[Page and application data records]
=====

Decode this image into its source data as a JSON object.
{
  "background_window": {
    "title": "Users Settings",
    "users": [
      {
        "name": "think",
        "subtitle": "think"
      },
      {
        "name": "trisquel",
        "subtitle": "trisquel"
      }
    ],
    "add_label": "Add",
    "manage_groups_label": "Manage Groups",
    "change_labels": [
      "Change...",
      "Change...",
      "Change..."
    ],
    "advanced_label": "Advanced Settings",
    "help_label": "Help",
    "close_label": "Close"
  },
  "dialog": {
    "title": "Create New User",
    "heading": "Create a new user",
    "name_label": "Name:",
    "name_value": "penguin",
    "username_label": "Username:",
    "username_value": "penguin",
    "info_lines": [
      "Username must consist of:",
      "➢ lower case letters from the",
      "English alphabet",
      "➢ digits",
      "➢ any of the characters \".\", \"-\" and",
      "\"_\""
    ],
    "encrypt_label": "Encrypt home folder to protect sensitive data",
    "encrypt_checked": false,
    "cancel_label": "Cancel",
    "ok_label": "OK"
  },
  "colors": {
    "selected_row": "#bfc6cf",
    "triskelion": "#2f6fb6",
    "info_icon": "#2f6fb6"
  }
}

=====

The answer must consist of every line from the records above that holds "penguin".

Result of the exercise =
    "name_value": "penguin",
    "username_value": "penguin",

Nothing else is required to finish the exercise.